So the Moon wouldn’t have looked appreciably different, even 85 million years ago. The family, looking up at the Moon, should’ve simply marveled that they could see it at all.

The fault lies in the stars

Again, to establish how things are different in the past, the Big Sis says, “The stars are all different here too. They’re not in the same place as in 2149, because the universe has had 85 million fewer years to expand. I mean, do the math.”

First, I had to laugh at that last “Do the math” line, given the problem with the Moon I just explained. But still, like with the Moon, they got the situation correct but messed up on the explanation.

Yes, the Universe is expanding. And sure, it was smaller 85 million years ago, but only by a small amount (less than 1%). The thing is, this expansion has nothing to do with the positions of stars in the sky; it only affects things on very large scales, like the distances to other galaxies. Even then, it’s not important for nearby galaxies like Andromeda. You need to look at galaxies even farther away to see it.

Still, the stars would be different in the past, but it’s because of a local phenomenon: the Sun and all the stars you see are orbiting the center of the Milky Way galaxy. They also go around at different speeds, so their positions in the sky slowly change.

I’ve seen different numbers for the time it takes the Sun to go around the galaxy once, but it’s something a bit more than 200 million years. 85 million is a large fraction of that time, so you’d expect the stars to be very different back then. Plus, some of the stars we see today are younger than that, and weren’t yet born back then… plus, some of the stars you’d see back then would have exploded as supernovae by now. So sure, the stars would look completely different to our time traveling protagonists. But it’s due to the rotation of our galaxy, not the expansion of the Universe.
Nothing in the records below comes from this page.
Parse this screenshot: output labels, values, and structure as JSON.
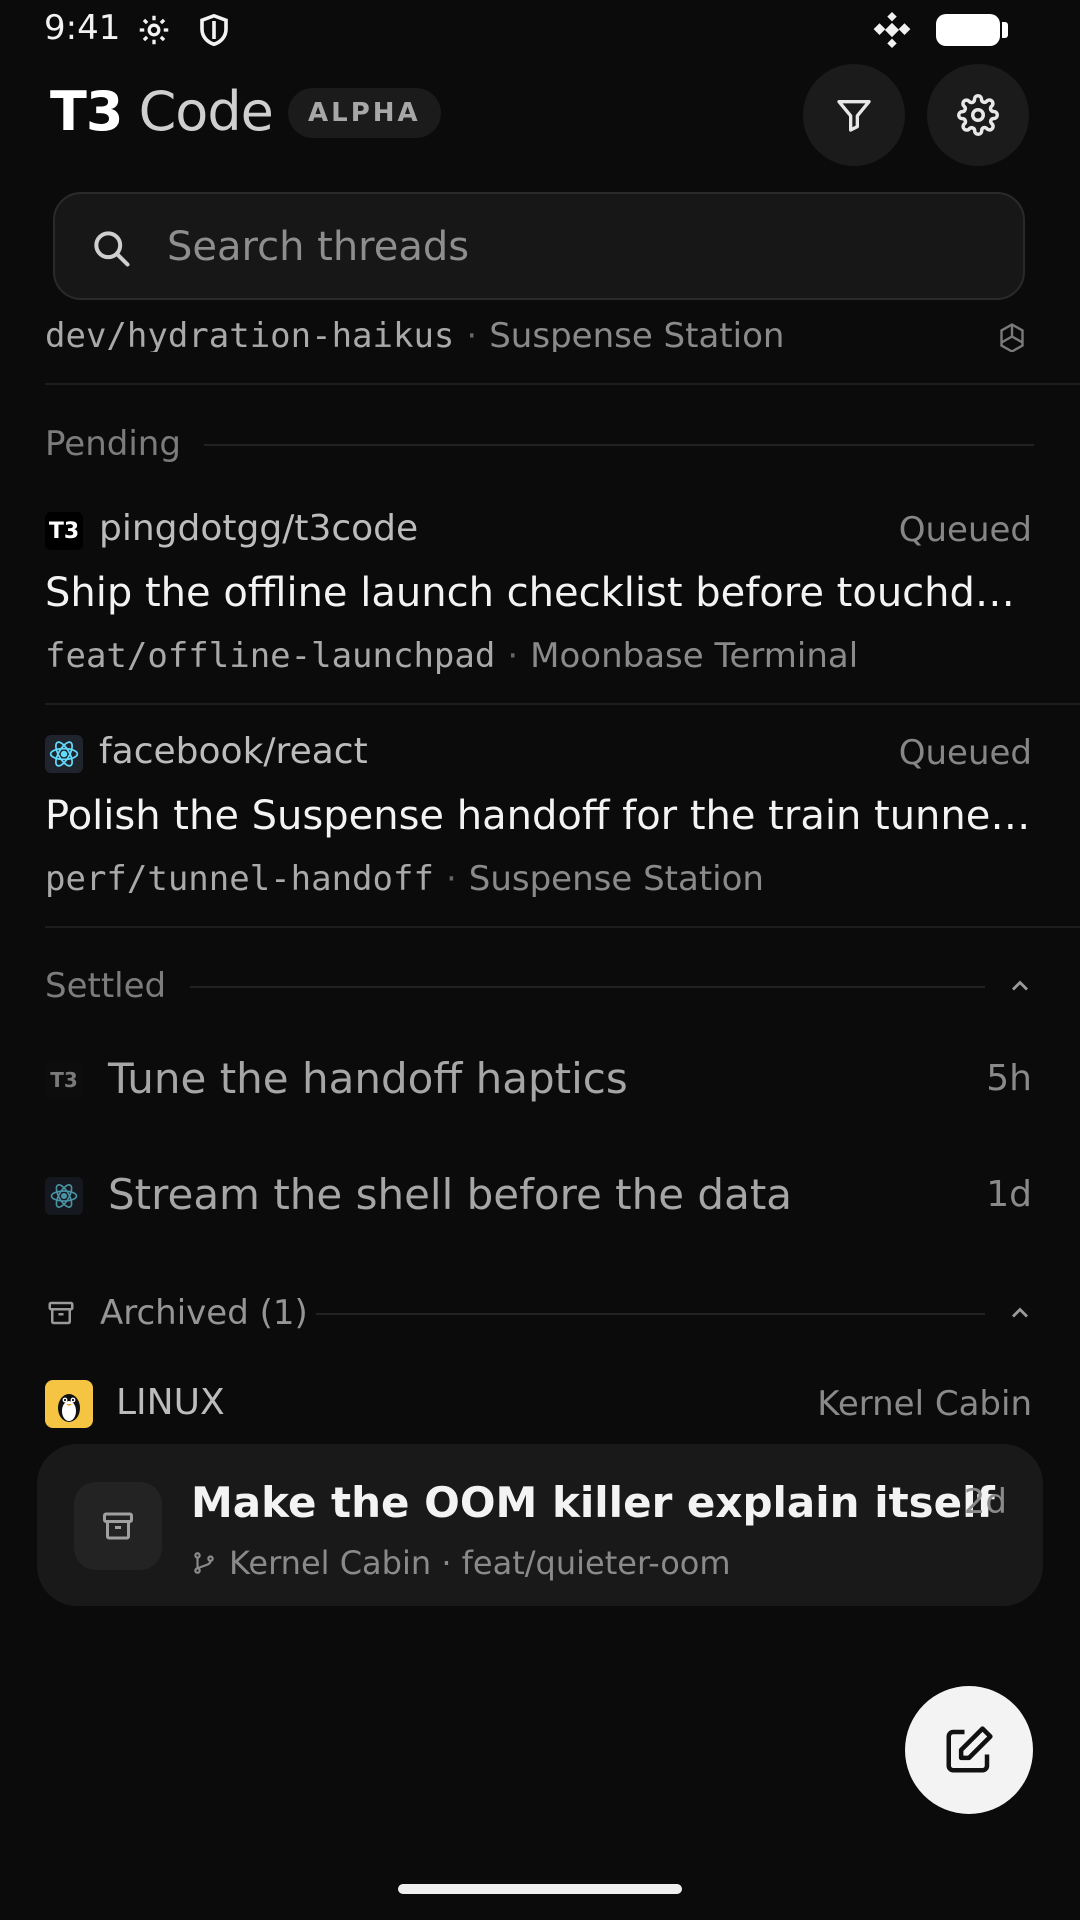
{
  "status_bar": {
    "time": "9:41"
  },
  "header": {
    "brand_primary": "T3",
    "brand_secondary": "Code",
    "badge": "ALPHA"
  },
  "search": {
    "placeholder": "Search threads",
    "value": ""
  },
  "partial_row": {
    "branch": "dev/hydration-haikus",
    "location": "Suspense Station"
  },
  "sections": {
    "pending": {
      "label": "Pending",
      "threads": [
        {
          "repo": "pingdotgg/t3code",
          "status": "Queued",
          "title": "Ship the offline launch checklist before touchdown",
          "branch": "feat/offline-launchpad",
          "location": "Moonbase Terminal"
        },
        {
          "repo": "facebook/react",
          "status": "Queued",
          "title": "Polish the Suspense handoff for the train tunnel transition",
          "branch": "perf/tunnel-handoff",
          "location": "Suspense Station"
        }
      ]
    },
    "settled": {
      "label": "Settled",
      "threads": [
        {
          "title": "Tune the handoff haptics",
          "age": "5h"
        },
        {
          "title": "Stream the shell before the data",
          "age": "1d"
        }
      ]
    },
    "archived": {
      "label": "Archived (1)",
      "group": {
        "repo": "LINUX",
        "location": "Kernel Cabin"
      },
      "card": {
        "title": "Make the OOM killer explain itself",
        "age": "2d",
        "meta": "Kernel Cabin · feat/quieter-oom"
      }
    }
  },
  "meta_separator": "·",
  "icons": {
    "t3_logo": "T3",
    "react_color": "#61dafb",
    "linux_bg": "#f5c443"
  }
}
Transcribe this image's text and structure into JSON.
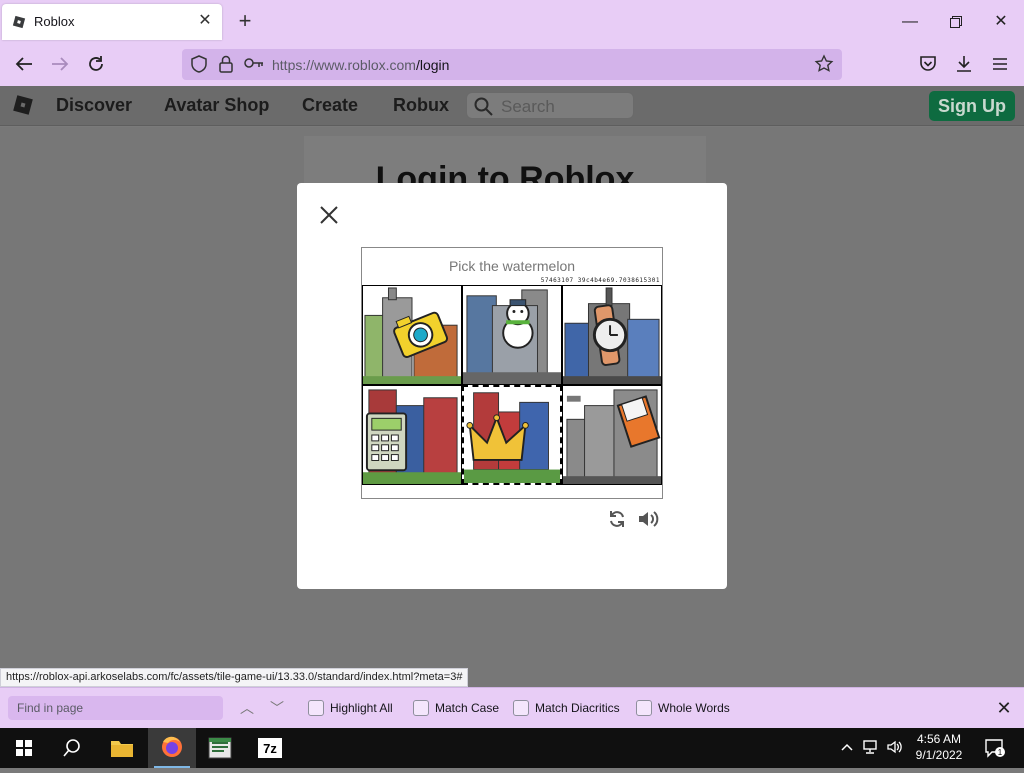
{
  "browser": {
    "tab_title": "Roblox",
    "url_host": "https://www.roblox.com",
    "url_path": "/login",
    "status_url": "https://roblox-api.arkoselabs.com/fc/assets/tile-game-ui/13.33.0/standard/index.html?meta=3#"
  },
  "roblox_header": {
    "nav": [
      "Discover",
      "Avatar Shop",
      "Create",
      "Robux"
    ],
    "search_placeholder": "Search",
    "signup_label": "Sign Up"
  },
  "login": {
    "title": "Login to Roblox"
  },
  "captcha": {
    "prompt": "Pick the watermelon",
    "code": "57463107 39c4b4e69.7038615301",
    "tiles": [
      {
        "object": "camera",
        "selected": false
      },
      {
        "object": "snowman",
        "selected": false
      },
      {
        "object": "wristwatch",
        "selected": false
      },
      {
        "object": "calculator",
        "selected": false
      },
      {
        "object": "crown",
        "selected": true
      },
      {
        "object": "paper-bag",
        "selected": false
      }
    ]
  },
  "findbar": {
    "placeholder": "Find in page",
    "options": [
      "Highlight All",
      "Match Case",
      "Match Diacritics",
      "Whole Words"
    ]
  },
  "taskbar": {
    "time": "4:56 AM",
    "date": "9/1/2022"
  },
  "colors": {
    "chrome": "#e8cdf6",
    "urlbar": "#d3b3ea",
    "signup": "#0e6b40"
  }
}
Come to think of it though, with that late Cretaceous full Moon sitting fat and bright in the sky, it would wash out all the stars, and the family wouldn’t have seen any at all anyway.

Semper sci fi

So all in all, it’s not a terrible show. The writing isn’t bad and the acting is good, even if the special effects could use some work (some of the dinosaurs aren’t as realistic looking as they were in “Jurassic Park” and that standard, like it or not, has been set). The main use of science was handled well, if some incidentals weren’t, and the science is being used to augment but not necessarily drive the story, which is important. I’d give it a B.

So I’ll watch it, because I’m jonesing for straight science fiction. I really liked “Stargate: Universe”, and I miss my spaceships and aliens. There’s nothing like that on TV for at least the next season, so, for now, “Terra Nova” will do. They’ve set up some interesting ideas, and I’m curious to see what they do with them.

Unless a 10-km-wide asteroid wipes out the colony first. But they have 20 million years to see that coming…

* This gets complicated. The rate of recession actually tends to slow with time, but there are other influences, like – seriously – the shape of the continents on Earth (read the link above for more info). We happen to live in a time when the recession rate is unusually high, so a few million years ago it was moving away more slowly… but over looooong periods of time the rate tends to drop.

Related posts:

- BA review: Star Trek
- The Universe is expanding at 73.8 +/- 2.4 km/sec/megaparsec! So there.
- Blastroid
- 5 big-budget sci-fi films that actually got their science right